Your task: Give the count of lines in the records below that contain "Graphic", with no other words.

Stored data:
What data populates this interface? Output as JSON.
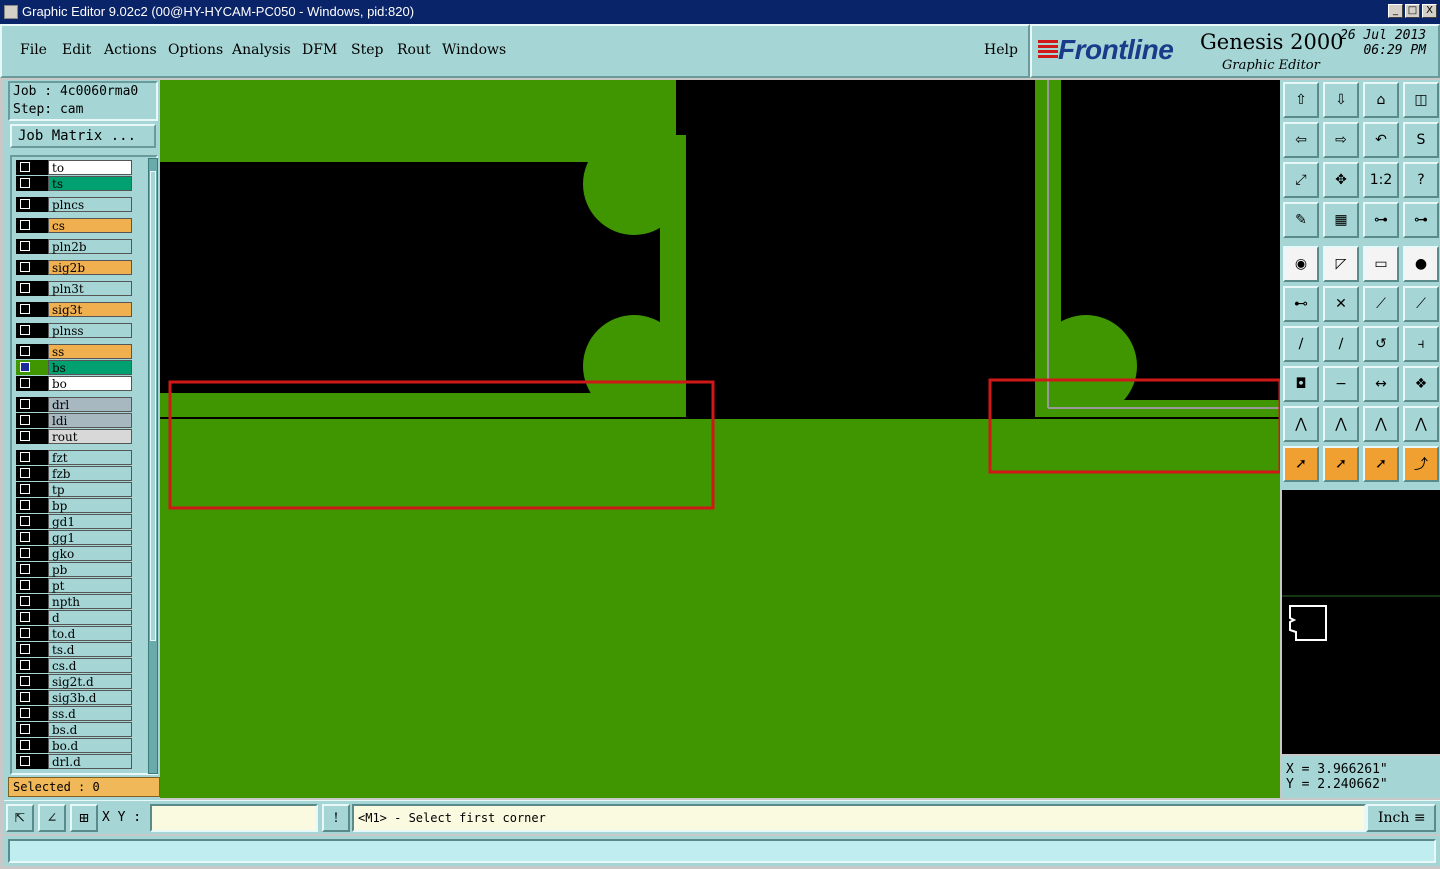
{
  "window": {
    "title": "Graphic Editor 9.02c2 (00@HY-HYCAM-PC050 - Windows, pid:820)",
    "controls": [
      "_",
      "□",
      "X"
    ]
  },
  "menu": {
    "items": [
      {
        "label": "File",
        "underline": true
      },
      {
        "label": "Edit",
        "underline": true
      },
      {
        "label": "Actions",
        "underline": true
      },
      {
        "label": "Options",
        "underline": true
      },
      {
        "label": "Analysis",
        "underline": true
      },
      {
        "label": "DFM",
        "underline": true
      },
      {
        "label": "Step",
        "underline": true
      },
      {
        "label": "Rout",
        "underline": true
      },
      {
        "label": "Windows",
        "underline": true
      }
    ],
    "help": "Help"
  },
  "brand": {
    "logo": "Frontline",
    "product": "Genesis 2000",
    "subtitle": "Graphic Editor",
    "date": "26 Jul 2013",
    "time": "06:29 PM"
  },
  "job": {
    "job_line": "Job : 4c0060rma0",
    "step_line": "Step: cam",
    "matrix_button": "Job Matrix ..."
  },
  "layers": [
    {
      "name": "to",
      "color": "#ffffff",
      "group": 0
    },
    {
      "name": "ts",
      "color": "#00a070",
      "group": 0
    },
    {
      "name": "plncs",
      "color": "#a5d5d5",
      "group": 1
    },
    {
      "name": "cs",
      "color": "#f0b050",
      "group": 2
    },
    {
      "name": "pln2b",
      "color": "#a5d5d5",
      "group": 3
    },
    {
      "name": "sig2b",
      "color": "#f0b050",
      "group": 4
    },
    {
      "name": "pln3t",
      "color": "#a5d5d5",
      "group": 5
    },
    {
      "name": "sig3t",
      "color": "#f0b050",
      "group": 6
    },
    {
      "name": "plnss",
      "color": "#a5d5d5",
      "group": 7
    },
    {
      "name": "ss",
      "color": "#f0b050",
      "group": 8
    },
    {
      "name": "bs",
      "color": "#00a070",
      "group": 8,
      "active": true
    },
    {
      "name": "bo",
      "color": "#ffffff",
      "group": 8
    },
    {
      "name": "drl",
      "color": "#a8b8c0",
      "group": 9
    },
    {
      "name": "ldi",
      "color": "#a8b8c0",
      "group": 9
    },
    {
      "name": "rout",
      "color": "#d8d8d8",
      "group": 9
    },
    {
      "name": "fzt",
      "color": "#a5d5d5",
      "group": 10
    },
    {
      "name": "fzb",
      "color": "#a5d5d5",
      "group": 10
    },
    {
      "name": "tp",
      "color": "#a5d5d5",
      "group": 10
    },
    {
      "name": "bp",
      "color": "#a5d5d5",
      "group": 10
    },
    {
      "name": "gd1",
      "color": "#a5d5d5",
      "group": 10
    },
    {
      "name": "gg1",
      "color": "#a5d5d5",
      "group": 10
    },
    {
      "name": "gko",
      "color": "#a5d5d5",
      "group": 10
    },
    {
      "name": "pb",
      "color": "#a5d5d5",
      "group": 10
    },
    {
      "name": "pt",
      "color": "#a5d5d5",
      "group": 10
    },
    {
      "name": "npth",
      "color": "#a5d5d5",
      "group": 10
    },
    {
      "name": "d",
      "color": "#a5d5d5",
      "group": 10
    },
    {
      "name": "to.d",
      "color": "#a5d5d5",
      "group": 10
    },
    {
      "name": "ts.d",
      "color": "#a5d5d5",
      "group": 10
    },
    {
      "name": "cs.d",
      "color": "#a5d5d5",
      "group": 10
    },
    {
      "name": "sig2t.d",
      "color": "#a5d5d5",
      "group": 10
    },
    {
      "name": "sig3b.d",
      "color": "#a5d5d5",
      "group": 10
    },
    {
      "name": "ss.d",
      "color": "#a5d5d5",
      "group": 10
    },
    {
      "name": "bs.d",
      "color": "#a5d5d5",
      "group": 10
    },
    {
      "name": "bo.d",
      "color": "#a5d5d5",
      "group": 10
    },
    {
      "name": "drl.d",
      "color": "#a5d5d5",
      "group": 10
    }
  ],
  "selected": "Selected : 0",
  "tools": {
    "rows": [
      [
        "home-icon",
        "down-icon",
        "house-icon",
        "split-icon"
      ],
      [
        "left-icon",
        "right-icon",
        "undo-icon",
        "s-icon"
      ],
      [
        "fit-icon",
        "zoom-icon",
        "1:2",
        "?"
      ],
      [
        "pen-icon",
        "grid-icon",
        "net-icon",
        "net-icon"
      ],
      [
        "circle-icon",
        "diag-icon",
        "ruler-icon",
        "dot-icon"
      ],
      [
        "connect-icon",
        "cross-icon",
        "link-icon",
        "link-icon"
      ],
      [
        "line-icon",
        "line-icon",
        "arc-icon",
        "fx-icon"
      ],
      [
        "pad-icon",
        "minus-icon",
        "measure-icon",
        "pads-icon"
      ],
      [
        "angle-icon",
        "angle-icon",
        "angle-icon",
        "angle-icon"
      ],
      [
        "pointer-icon",
        "pointer-icon",
        "pointer-icon",
        "route-icon"
      ]
    ]
  },
  "coords": {
    "x": "X = 3.966261\"",
    "y": "Y = 2.240662\""
  },
  "status": {
    "xy_label": "X Y :",
    "xy_value": "",
    "prompt": "<M1> - Select first corner",
    "units": "Inch",
    "message": ""
  },
  "colors": {
    "copper": "#3f9600",
    "highlight": "#d01818",
    "panel": "#a5d5d5"
  }
}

Response for this exercise: 2